Lilly Endowment Grants $1 Million for United Methodist Clergy in Missouri
The Endowment is giving $28 million in grants through this initiative. The grants are part of the Endowment’s commitment to supporting the pastoral leadership development of clergy serving in congregations across the United States.
As the statewide charitable foundation for the United Methodist Church, the Missouri UM Foundation already provides scholarships for seminary students. “The Lilly funding will allow us to address a much broader range of clergy financial issues ranging from student debt to financial literacy and retirement,” states Foundation executive director David Atkins.
“We want our pastors to succeed in fruitful service to others,” says Atkins. “This project will bring more resources and support to that ongoing priority.”

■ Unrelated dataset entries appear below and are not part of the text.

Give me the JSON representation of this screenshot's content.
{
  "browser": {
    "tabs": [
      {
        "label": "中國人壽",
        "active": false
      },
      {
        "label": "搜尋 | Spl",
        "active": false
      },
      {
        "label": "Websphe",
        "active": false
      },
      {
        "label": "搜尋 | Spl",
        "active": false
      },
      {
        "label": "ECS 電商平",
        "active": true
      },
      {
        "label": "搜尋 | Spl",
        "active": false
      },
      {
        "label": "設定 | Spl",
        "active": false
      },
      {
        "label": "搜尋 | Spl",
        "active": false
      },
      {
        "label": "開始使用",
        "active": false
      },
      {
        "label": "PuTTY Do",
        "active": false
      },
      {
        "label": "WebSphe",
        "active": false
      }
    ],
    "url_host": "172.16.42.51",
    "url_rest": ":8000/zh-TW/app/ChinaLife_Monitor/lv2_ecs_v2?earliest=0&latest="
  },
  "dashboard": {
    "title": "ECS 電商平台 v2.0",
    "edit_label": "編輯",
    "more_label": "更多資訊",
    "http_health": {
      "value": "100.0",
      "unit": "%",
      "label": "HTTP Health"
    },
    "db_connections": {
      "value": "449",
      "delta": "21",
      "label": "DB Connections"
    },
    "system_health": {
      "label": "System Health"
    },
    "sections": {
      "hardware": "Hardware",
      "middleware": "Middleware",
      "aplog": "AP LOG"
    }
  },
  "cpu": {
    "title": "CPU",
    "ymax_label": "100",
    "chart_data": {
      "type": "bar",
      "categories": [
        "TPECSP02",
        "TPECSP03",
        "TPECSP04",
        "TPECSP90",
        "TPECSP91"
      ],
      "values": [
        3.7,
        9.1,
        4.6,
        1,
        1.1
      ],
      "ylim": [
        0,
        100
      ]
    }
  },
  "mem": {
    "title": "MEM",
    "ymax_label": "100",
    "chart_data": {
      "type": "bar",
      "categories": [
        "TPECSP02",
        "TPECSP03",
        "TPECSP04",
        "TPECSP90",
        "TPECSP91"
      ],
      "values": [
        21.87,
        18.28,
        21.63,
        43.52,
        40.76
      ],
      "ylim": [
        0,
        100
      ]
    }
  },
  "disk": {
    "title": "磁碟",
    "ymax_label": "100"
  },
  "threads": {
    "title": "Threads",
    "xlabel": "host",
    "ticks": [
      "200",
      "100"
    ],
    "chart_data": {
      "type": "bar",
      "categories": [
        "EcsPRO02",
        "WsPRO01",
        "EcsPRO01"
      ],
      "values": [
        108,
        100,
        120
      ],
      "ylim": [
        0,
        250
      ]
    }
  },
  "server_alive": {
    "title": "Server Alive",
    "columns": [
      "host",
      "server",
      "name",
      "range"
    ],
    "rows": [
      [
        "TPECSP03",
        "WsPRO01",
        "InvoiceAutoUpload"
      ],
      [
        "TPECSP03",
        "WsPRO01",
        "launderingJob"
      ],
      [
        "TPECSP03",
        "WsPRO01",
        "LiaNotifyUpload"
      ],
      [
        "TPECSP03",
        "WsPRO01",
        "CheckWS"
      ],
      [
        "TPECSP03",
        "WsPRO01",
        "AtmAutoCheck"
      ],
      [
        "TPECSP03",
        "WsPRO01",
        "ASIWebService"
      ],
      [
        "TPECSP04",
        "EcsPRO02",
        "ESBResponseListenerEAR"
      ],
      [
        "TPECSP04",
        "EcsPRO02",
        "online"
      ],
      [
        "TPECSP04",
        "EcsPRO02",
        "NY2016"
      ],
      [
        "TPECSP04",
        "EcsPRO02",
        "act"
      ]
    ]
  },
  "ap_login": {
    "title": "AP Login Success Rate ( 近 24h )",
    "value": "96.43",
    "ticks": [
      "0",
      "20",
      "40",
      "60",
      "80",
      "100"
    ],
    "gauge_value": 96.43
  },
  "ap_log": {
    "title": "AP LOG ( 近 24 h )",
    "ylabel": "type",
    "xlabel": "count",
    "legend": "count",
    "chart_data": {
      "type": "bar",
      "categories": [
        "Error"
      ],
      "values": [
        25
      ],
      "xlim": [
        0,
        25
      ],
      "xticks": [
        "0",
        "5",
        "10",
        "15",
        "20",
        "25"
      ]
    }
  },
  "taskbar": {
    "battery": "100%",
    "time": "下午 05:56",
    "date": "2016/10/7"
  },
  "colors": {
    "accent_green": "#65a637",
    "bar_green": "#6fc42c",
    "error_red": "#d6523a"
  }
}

The Missouri United Methodist Foundation is one of 27 organizations taking part in the initiative, which represents a variety of Christian traditions, including Baptist, Catholic, Christian Church (Disciples of Christ), Church of God (Anderson), Episcopal, Independent Christian Churches/Churches of Christ, Lutheran, Mennonite, Methodist, Presbyterian, Reformed and Wesleyan churches, as well as non-denominational, and historic African-American Christian communities. They include denominational pension and benefits boards; local and regional denomination judicatories, such as synods and dioceses; and denominational foundations.
Each program is customized to the needs of pastoral leaders in each religious tradition, but the programs have much in common as they:
- provide incentives for clergy to take part in personal finance education
- offer low-or no-cost financial planning and counseling
- match contributions for pastors and congregations that enroll in pension savings programs
- help pastors create emergency funds
- develop strategies that help young pastors pay down or eliminate educational debt
- create new scholarships so that seminarians borrow less while in school
“Pastors, especially those just beginning in ministry, accept low salaries as part of their commitment to God and to church. Many enter ministry with significant debt from their undergraduate and seminary years and often have little financial resiliency when financial emergencies arise,” said Dr. Christopher L. Coble, vice president for religion at the Endowment. “These organizations understand the importance of the financial well-being of pastors and the implications for the congregations they serve.”
An additional grant to the Indianapolis Center for Congregations will establish a coordination program for the initiative that will help the Endowment track success. It will bring together leaders of the diverse programs to foster mutual learning and support and help build a network of organizations committed to supporting the financial well-being of pastors and their congregations.
Lilly Endowment Inc. is an Indianapolis-based private philanthropic foundation created in 1937 by three members of the Lilly family - J.K. Lilly Sr. and sons J.K. Jr. and Eli - through gifts of stock in their pharmaceutical business, Eli Lilly & Company. The Endowment exists to support the causes of religion, education and community development. Lilly Endowment’s religion grant-making is designed to deepen and enrich the religious lives of American Christians. It does this largely through initiatives to enhance and sustain the quality of ministry in American congregations and parishes.